The Middle East’s largest stock exchange said Thursday that it plans to launch an Initial Public Offering (IPO) in 2018, following the completion of a “readiness exercise and obtaining the necessary approvals,” according to a statement on the Saudi Finance Ministry’s website.
In June, Saudi Arabia opened its stock market to foreigners for the first time, easing regulations to enable investors to have direct access to stocks as part of broader government attempts to decrease the economy’s reliance on oil. CNN Money did a deep dive into this June decision, and reported that only the largest financial institutions such as brokerage houses, banks and fund managers were permitted to participate. Moreover, more than $5 billion in assets and +5 years of investment experience were required. Add to this that approved investors wouldn’t be allowed to own over 49% of a traded company.
Even after the June decision, 2015 marked the most poorly performing year for Saudi stocks since 2008 amid the oil price crash.
With oil revenue falling to an 11-year low, and with spending commitments in Yemen and elsewhere, the country announced a budget at the start of this week that significantly curbs spending and aims to further diversify the economy away from oil dependency.

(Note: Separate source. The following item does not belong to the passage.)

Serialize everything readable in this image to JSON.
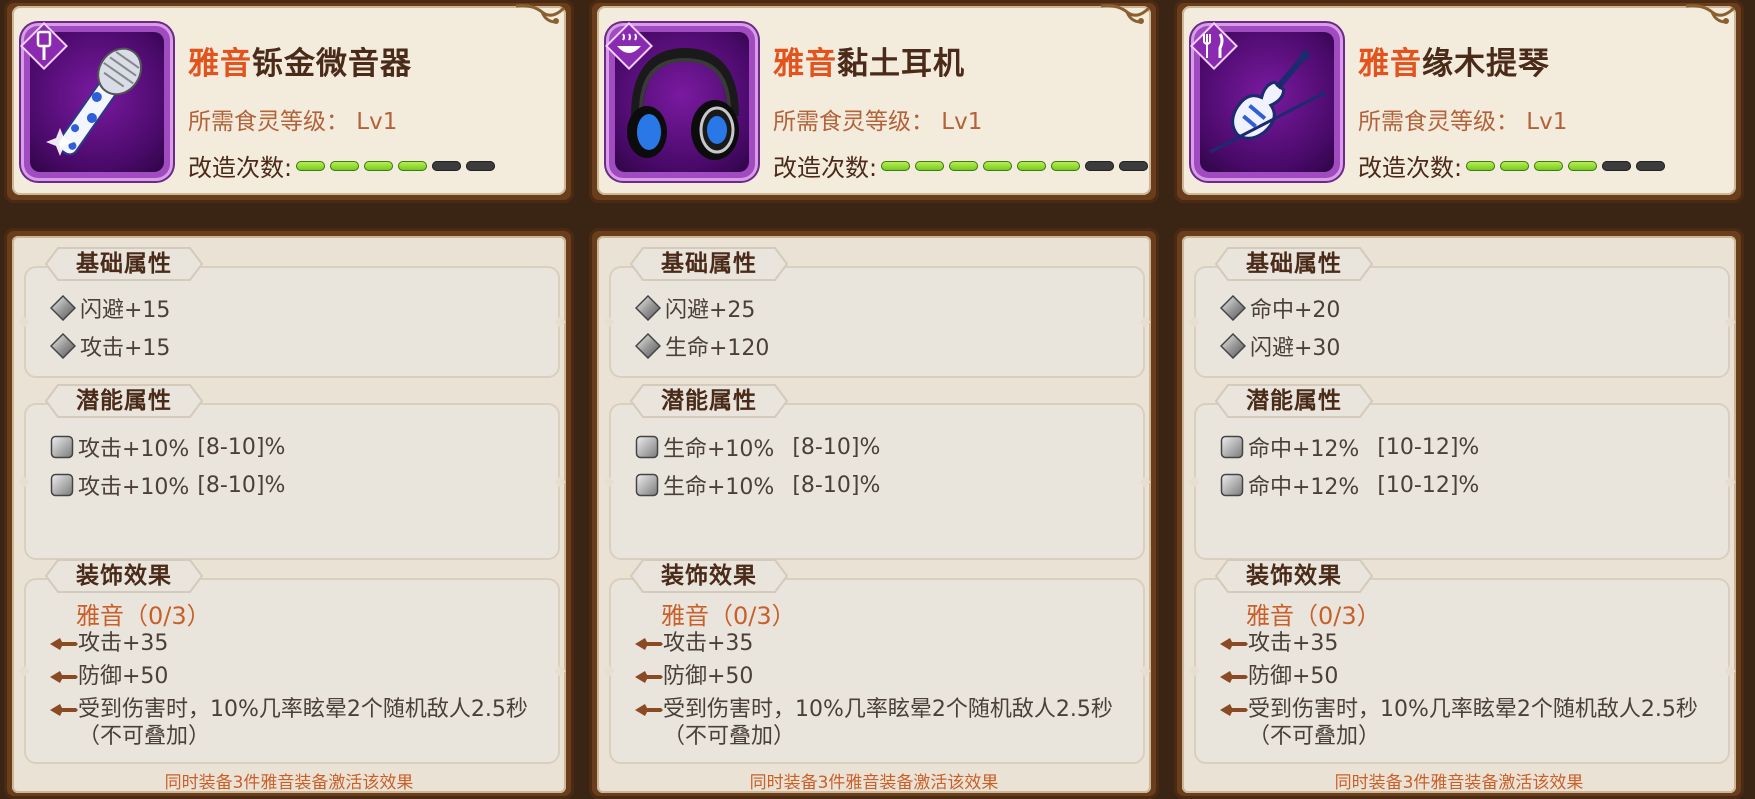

Tadawul’s market cap is around $419 billion. It said in the Thursday statement that it will announce its readiness exercise developments as they happen.